* _EXERCISE DESCRIPTION_
Each line of the listing that contains "Adaptive" should be found and copied.

/---

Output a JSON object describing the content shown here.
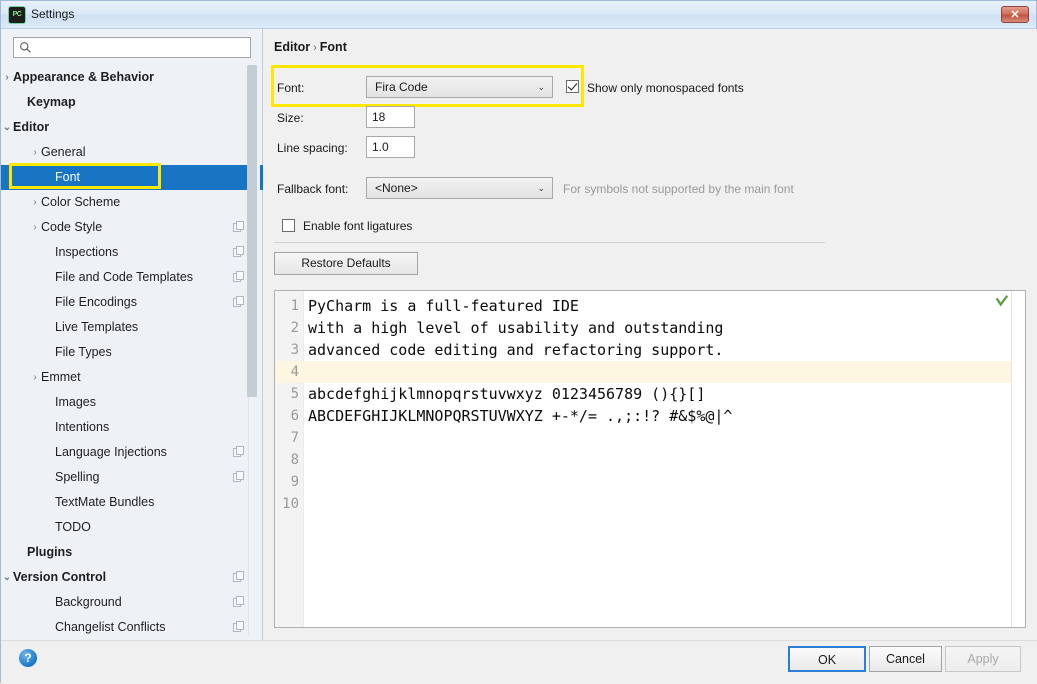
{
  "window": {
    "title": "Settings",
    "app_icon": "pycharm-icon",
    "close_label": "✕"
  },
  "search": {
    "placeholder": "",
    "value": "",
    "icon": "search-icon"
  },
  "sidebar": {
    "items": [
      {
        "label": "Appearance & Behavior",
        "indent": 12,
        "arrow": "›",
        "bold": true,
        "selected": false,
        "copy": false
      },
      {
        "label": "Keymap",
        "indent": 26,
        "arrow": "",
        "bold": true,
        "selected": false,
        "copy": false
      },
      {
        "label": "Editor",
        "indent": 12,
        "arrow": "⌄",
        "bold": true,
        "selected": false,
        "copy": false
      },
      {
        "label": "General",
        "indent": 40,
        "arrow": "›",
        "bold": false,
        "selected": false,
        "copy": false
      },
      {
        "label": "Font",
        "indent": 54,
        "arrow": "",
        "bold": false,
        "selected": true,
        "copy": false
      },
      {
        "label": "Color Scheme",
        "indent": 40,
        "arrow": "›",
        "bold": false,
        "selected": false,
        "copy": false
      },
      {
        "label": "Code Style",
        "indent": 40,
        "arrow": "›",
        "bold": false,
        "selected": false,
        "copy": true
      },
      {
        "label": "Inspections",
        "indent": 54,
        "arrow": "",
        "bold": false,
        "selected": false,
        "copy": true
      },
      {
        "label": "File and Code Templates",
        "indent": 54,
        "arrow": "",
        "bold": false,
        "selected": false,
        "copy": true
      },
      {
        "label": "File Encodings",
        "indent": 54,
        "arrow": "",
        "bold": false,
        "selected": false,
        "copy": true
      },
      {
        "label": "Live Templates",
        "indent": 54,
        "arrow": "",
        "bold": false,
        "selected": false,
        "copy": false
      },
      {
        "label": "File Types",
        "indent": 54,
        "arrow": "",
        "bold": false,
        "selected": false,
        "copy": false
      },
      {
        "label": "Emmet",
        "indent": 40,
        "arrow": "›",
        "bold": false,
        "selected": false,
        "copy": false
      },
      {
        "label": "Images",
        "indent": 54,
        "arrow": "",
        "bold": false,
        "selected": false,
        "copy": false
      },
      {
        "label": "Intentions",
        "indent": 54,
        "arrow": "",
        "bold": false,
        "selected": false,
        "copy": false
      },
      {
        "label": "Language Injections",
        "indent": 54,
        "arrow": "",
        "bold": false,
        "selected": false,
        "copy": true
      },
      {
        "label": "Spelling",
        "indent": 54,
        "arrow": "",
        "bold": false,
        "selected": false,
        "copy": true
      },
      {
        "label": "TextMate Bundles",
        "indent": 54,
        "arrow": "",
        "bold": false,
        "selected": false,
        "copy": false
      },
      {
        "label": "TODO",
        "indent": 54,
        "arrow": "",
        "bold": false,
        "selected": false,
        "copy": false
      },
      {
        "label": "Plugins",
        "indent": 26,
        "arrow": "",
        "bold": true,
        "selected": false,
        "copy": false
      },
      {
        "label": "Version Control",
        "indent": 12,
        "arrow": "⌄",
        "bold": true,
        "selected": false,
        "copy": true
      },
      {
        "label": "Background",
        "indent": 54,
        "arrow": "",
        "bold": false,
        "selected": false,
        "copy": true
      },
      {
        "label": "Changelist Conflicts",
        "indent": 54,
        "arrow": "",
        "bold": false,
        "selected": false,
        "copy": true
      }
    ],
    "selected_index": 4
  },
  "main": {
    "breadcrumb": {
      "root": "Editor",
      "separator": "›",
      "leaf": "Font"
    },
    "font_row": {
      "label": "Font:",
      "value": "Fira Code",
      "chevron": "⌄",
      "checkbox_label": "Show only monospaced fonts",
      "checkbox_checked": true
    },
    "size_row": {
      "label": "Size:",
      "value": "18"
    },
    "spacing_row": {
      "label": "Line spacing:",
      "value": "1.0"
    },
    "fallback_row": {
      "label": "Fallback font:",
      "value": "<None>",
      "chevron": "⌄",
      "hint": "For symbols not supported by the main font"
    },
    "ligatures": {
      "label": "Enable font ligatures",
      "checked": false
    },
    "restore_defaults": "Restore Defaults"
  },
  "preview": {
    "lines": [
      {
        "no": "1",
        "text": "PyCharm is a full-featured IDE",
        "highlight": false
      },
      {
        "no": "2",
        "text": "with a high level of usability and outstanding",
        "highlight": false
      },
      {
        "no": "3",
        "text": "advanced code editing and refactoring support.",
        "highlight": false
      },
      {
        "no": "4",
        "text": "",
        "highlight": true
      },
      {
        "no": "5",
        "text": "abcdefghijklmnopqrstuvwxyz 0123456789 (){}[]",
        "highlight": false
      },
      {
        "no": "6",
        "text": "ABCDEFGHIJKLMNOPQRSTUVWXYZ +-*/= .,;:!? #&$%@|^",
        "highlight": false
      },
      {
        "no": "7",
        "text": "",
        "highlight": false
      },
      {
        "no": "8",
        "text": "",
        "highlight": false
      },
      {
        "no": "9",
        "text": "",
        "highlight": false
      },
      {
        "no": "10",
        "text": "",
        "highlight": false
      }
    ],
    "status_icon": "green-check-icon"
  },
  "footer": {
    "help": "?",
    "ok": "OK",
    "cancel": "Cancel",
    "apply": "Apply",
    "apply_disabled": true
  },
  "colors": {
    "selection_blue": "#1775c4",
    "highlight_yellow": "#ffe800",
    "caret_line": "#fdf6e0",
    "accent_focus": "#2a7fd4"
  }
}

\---
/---

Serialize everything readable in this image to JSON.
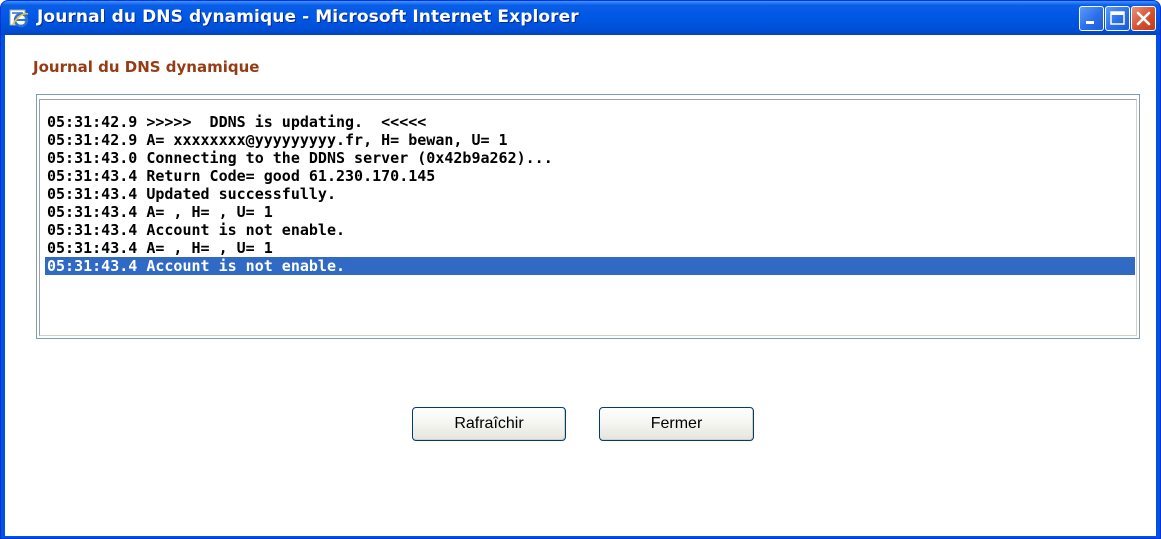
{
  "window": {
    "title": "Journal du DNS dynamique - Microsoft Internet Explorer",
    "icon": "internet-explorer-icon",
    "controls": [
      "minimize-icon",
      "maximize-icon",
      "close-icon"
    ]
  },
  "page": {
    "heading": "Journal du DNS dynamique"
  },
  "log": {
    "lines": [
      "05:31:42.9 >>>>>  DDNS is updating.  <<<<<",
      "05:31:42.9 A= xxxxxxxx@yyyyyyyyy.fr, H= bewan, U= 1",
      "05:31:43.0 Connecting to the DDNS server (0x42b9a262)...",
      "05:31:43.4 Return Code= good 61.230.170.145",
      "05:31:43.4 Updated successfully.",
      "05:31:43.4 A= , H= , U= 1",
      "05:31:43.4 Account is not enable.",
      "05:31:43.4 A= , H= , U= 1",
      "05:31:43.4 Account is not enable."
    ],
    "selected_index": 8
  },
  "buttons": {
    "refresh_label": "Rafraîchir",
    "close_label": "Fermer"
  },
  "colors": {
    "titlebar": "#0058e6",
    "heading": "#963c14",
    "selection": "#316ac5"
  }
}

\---
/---

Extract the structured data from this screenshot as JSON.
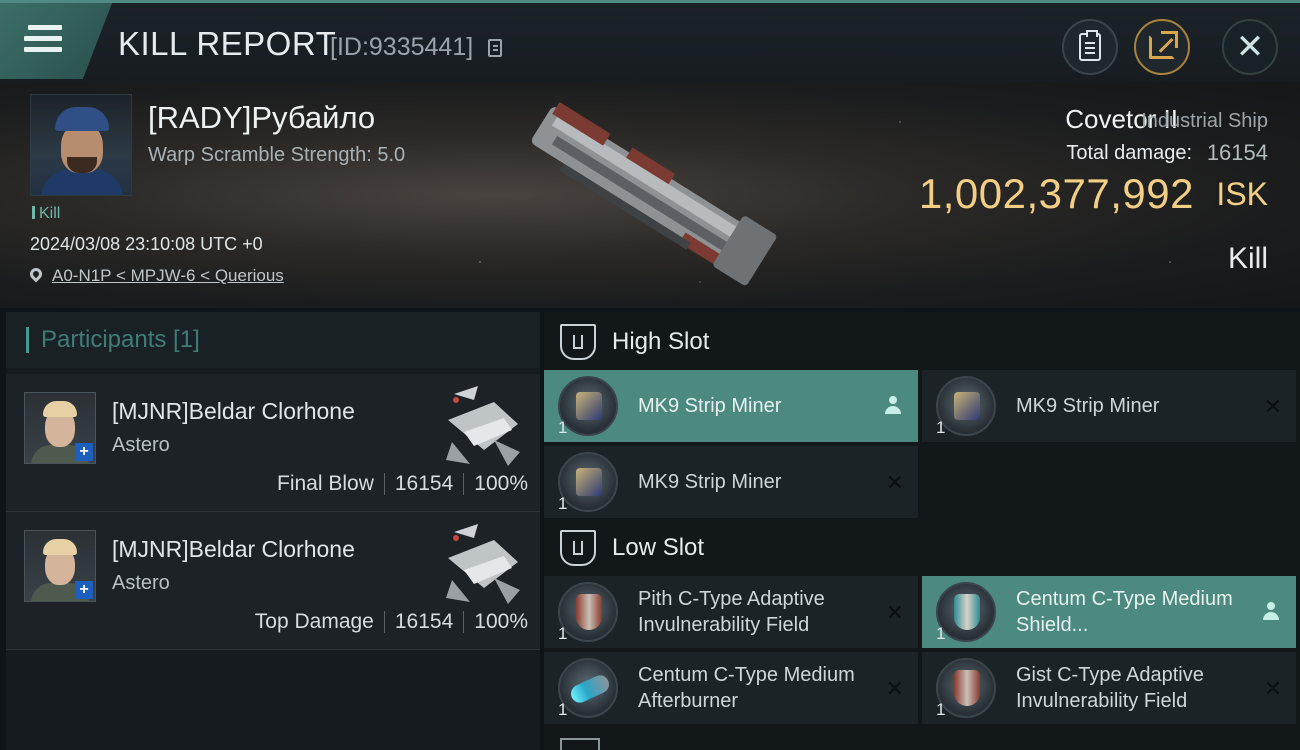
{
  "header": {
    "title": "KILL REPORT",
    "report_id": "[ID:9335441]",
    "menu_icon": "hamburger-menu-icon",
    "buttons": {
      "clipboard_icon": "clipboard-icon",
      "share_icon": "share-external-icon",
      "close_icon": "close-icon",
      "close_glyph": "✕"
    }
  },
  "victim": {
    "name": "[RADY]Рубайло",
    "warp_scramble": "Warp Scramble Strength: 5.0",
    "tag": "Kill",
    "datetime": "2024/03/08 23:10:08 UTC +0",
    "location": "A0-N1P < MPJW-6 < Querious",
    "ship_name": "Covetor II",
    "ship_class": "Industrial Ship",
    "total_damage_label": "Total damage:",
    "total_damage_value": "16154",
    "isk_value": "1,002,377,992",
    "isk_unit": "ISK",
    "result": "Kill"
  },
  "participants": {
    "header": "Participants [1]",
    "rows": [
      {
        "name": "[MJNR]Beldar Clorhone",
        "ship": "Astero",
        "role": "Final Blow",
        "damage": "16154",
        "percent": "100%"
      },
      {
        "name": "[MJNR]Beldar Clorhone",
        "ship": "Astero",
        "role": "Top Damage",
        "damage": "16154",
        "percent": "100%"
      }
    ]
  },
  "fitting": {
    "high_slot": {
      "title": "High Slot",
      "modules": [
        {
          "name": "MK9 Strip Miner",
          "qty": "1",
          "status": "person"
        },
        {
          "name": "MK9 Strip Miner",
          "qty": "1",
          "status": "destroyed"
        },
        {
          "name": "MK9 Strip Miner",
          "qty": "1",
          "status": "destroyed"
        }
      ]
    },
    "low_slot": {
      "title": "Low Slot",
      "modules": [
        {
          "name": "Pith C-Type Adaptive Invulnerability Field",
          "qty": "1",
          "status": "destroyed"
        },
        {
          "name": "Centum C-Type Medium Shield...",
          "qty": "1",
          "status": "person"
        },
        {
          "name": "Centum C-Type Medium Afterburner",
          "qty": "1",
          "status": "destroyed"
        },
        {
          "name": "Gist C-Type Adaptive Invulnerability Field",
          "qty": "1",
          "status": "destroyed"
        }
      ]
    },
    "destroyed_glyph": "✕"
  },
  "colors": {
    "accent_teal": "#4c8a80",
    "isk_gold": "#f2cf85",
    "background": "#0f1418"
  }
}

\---

* _SOLUTION TO THE EXERCISE_
          "name": "Pith C-Type Adaptive Invulnerability Field",
          "name": "Gist C-Type Adaptive Invulnerability Field",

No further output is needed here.